The way organizations set standards, rules, policies, processes and procedures to manage the organization’s CX portfolio. Governance is the structure that keeps organizations from backsliding into previous states of status quo. It is not about policing and punishing as much as it is about observing, driving accountability and providing meaningful support where it’s needed most in a systematic way that can eliminate doubt in the minds of all participants.
9) CX Data, Feedback and Insights
The raw and refined information, discoveries and that help the organization drive smarter decisions from gathered research. Data and feedback are the raw ‘materials’ from customers, employees, partners and leaders. Insights are the outputs that turn data and feedback into actionable ideas that drive improvement. Think of CX data, feedback and insights as a linear value chain where information is systematically processed to support those who need to make calculated decisions.
10) CX Operations
The muscles of a managed CX program. How any ‘federation’ of business units collectively and systematically activates and realizes the benefits of CX through the application of people, processes, and technology. It enables a successful system to market, sell, provide and support the products, services and broader value the organization creates and delivers. CX-centric operations are set up to continually deepen customer intimacy in harmony with the ‘machinery’ keeping the lights on and the doors open.
11) CX Performance Management
The way the organization sets and achieves goals by charting progress against established metrics over time. In CX, common performance measurements include; revenue, loyalty, NPS, cost of acquisition, marketing, cost of sales, customer lifetime value, customer satisfaction, customer effort, and employee engagement.
12) CX Internal and External Communications
The way the organization shares messages internally and externally. Internally, it is associated with keeping everyone in the loop with respect to CX as a lever of systematic improvement. Externally, it may include how CX is changing the way the organization articulates its brand, value proposition, new innovations or service delivery quality. In CX, it is about telling customers how they matter and what the organization is doing about it.
13) CX Brand Integration
Brands are vast, broad and extremely abstract. In CX, brands flourish when they are tightly aligned with sales and marketing in the form of strategic content. Inwardly, an organization’s brand is the perception of those who interact with the business (this is out of the org’s control). Outwardly, it is the perception the organization is trying to uphold (the org has far more control over this). Branded CX is a way to unify it.
14) CX Governance
The series of new or significantly improved activities the organization invests in to increase competitiveness, add value or enter into new markets. In CX, innovation often refers to significant advancements in product/service delivery, quality or service redesign to deliver value in new and enhanced ways customers value. Innovation opportunities present themselves when organizations meticulously map customer’s journeys and interactions.
15) CX Technology and Platforms

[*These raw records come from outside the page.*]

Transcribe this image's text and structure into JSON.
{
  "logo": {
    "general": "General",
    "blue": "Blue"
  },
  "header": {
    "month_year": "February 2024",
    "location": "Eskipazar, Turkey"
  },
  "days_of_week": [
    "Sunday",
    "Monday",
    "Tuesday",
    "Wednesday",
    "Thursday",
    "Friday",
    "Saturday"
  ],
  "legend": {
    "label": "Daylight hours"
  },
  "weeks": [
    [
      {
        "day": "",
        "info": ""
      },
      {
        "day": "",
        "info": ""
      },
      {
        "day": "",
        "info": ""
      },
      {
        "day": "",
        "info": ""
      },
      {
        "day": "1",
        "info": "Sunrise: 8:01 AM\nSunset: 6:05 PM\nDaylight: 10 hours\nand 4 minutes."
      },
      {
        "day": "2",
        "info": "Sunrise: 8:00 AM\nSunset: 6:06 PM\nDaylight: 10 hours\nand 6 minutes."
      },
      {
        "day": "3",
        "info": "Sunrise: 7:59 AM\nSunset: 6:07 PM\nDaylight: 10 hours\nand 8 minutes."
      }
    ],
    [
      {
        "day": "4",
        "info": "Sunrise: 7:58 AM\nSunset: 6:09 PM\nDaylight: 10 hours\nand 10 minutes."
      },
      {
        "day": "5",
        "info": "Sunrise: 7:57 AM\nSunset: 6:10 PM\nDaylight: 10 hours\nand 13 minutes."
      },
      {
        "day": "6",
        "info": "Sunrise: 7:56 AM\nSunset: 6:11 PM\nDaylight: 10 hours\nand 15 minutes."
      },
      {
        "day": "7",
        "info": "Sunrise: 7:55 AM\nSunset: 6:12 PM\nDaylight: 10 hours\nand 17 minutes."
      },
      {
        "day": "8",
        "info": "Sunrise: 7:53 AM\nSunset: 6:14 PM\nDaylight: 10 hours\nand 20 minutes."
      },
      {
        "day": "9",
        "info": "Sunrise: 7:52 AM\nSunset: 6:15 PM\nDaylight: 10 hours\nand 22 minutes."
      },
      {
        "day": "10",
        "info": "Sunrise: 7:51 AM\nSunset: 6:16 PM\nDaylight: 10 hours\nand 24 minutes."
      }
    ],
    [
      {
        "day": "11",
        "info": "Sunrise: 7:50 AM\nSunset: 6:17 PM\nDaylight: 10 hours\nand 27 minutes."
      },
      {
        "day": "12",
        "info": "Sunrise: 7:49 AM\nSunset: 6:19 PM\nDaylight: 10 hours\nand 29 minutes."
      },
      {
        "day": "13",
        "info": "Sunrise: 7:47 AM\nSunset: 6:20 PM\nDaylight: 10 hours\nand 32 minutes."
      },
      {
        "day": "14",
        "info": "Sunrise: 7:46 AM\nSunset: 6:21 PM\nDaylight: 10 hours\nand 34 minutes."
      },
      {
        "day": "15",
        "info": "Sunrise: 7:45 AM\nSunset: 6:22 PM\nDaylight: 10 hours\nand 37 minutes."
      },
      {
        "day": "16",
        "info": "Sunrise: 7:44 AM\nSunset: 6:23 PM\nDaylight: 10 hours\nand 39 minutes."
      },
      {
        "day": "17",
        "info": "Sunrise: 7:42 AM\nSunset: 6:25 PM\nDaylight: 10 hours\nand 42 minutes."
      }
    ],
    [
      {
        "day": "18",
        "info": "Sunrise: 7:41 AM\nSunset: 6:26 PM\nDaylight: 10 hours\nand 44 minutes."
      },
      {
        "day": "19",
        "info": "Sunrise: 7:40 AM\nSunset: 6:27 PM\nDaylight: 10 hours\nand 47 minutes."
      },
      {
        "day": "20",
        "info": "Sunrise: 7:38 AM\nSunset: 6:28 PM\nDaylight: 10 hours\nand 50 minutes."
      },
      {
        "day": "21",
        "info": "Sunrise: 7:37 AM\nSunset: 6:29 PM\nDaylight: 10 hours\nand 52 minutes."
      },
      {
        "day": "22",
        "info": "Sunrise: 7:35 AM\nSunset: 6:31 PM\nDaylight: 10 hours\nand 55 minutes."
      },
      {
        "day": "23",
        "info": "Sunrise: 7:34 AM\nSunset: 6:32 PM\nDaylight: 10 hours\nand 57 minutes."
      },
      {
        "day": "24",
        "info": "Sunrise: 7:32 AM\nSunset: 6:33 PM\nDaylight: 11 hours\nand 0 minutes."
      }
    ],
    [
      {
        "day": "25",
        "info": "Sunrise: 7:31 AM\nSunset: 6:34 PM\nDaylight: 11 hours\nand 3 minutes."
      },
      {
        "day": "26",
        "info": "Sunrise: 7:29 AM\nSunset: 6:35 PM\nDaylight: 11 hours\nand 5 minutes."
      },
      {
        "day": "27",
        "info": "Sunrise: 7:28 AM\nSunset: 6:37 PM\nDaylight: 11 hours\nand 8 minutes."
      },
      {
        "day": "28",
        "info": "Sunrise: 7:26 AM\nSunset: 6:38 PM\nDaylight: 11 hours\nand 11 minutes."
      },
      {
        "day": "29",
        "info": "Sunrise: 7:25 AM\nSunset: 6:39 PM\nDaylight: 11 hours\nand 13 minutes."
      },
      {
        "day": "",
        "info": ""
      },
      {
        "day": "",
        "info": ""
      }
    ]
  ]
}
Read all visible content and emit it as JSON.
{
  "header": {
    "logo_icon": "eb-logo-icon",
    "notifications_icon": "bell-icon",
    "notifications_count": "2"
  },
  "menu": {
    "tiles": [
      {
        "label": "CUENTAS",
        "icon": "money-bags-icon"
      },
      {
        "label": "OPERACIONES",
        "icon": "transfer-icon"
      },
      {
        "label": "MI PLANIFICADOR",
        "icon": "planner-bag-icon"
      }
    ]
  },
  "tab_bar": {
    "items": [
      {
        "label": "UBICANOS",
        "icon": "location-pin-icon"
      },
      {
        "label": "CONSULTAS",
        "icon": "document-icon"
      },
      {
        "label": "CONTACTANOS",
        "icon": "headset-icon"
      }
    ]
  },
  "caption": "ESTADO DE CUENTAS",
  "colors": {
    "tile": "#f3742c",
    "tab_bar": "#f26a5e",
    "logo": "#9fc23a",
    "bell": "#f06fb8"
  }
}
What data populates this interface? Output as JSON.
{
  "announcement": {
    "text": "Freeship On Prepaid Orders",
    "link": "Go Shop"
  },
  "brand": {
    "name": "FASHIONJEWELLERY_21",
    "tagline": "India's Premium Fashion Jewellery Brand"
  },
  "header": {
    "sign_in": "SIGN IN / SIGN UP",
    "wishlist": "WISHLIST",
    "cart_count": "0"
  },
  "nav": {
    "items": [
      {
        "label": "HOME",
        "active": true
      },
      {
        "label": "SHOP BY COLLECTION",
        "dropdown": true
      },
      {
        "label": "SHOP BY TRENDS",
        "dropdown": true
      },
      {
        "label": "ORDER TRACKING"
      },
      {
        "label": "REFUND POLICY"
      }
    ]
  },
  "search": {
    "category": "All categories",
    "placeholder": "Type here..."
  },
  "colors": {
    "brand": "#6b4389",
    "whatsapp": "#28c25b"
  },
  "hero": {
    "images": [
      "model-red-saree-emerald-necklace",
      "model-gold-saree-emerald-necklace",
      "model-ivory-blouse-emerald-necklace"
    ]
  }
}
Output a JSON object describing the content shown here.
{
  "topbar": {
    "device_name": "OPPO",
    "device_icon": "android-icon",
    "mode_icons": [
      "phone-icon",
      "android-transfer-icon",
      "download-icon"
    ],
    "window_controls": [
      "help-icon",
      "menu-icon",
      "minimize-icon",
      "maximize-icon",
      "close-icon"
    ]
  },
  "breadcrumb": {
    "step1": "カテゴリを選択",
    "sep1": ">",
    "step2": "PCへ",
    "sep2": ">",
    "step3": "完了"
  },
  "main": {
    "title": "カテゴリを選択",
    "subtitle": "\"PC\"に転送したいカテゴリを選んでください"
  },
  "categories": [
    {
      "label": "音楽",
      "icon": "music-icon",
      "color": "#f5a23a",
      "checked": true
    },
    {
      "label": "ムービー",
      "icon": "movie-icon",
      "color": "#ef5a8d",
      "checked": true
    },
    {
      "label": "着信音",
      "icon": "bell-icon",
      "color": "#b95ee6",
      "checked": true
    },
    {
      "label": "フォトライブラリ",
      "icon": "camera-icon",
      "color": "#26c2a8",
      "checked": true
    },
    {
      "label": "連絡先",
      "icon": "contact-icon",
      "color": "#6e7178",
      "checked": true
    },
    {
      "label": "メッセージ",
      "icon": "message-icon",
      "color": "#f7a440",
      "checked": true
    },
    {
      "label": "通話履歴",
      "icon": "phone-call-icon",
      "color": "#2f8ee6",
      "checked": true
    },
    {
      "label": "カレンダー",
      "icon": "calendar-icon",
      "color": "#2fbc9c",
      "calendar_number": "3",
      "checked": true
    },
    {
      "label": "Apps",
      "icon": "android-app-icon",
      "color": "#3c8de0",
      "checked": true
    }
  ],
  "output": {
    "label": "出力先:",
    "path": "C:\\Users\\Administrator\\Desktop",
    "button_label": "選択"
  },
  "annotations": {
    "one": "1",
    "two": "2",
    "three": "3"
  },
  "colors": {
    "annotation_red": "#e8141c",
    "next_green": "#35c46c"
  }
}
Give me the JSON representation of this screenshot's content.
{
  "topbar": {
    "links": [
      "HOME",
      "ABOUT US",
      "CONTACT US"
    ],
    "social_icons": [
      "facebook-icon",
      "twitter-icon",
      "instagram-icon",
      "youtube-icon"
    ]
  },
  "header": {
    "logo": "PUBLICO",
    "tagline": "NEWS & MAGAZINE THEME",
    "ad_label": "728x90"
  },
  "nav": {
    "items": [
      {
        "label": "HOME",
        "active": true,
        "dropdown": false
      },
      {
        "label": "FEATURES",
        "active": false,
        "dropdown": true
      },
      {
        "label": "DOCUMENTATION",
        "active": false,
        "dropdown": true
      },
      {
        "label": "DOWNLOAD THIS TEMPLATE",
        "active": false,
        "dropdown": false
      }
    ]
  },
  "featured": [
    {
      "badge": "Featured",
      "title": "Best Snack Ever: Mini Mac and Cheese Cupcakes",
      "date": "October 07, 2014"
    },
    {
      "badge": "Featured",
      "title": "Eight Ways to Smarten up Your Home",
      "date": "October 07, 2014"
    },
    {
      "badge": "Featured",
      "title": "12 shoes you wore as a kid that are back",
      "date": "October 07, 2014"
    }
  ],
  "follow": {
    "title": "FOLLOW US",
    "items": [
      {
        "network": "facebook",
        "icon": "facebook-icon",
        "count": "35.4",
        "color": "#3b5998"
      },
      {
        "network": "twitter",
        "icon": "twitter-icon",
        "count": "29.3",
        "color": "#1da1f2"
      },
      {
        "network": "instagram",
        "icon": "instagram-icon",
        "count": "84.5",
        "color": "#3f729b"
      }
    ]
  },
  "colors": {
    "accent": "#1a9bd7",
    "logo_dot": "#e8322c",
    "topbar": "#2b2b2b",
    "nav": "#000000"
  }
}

More than just VOC. This includes all bespoke and externally sourced commercial hardware, software and services. These tools collect, distill, analyze and manage employee and customer research, data, and feedback and offer actions to improve the employee’s and/or customer’s experience. By far, the greatest challenge is integration with adjacent business tools (i.e: CRM, ECMS, Customer Data Portals, IVRs, etc.)
What You Can Do With This Information
It is our hope this information, in combination, will help you appreciate all the interconnected “wires” that comprise a comprehensive CX Management Program. It’s foolish to immediately jump in and attack your organization’s customer experience efforts all at once without proper foundations. The first, smartest step is to gain a firm grasp on what the foundations look like—then plotting your unique path through them. .
This is precisely what we do at CX Pilots with the help of maturity models and CX maturity assessments to help determine best path forward for each unique company. If you feel you could benefit from a conversation with us, we urge you to contact us to begin a dialog.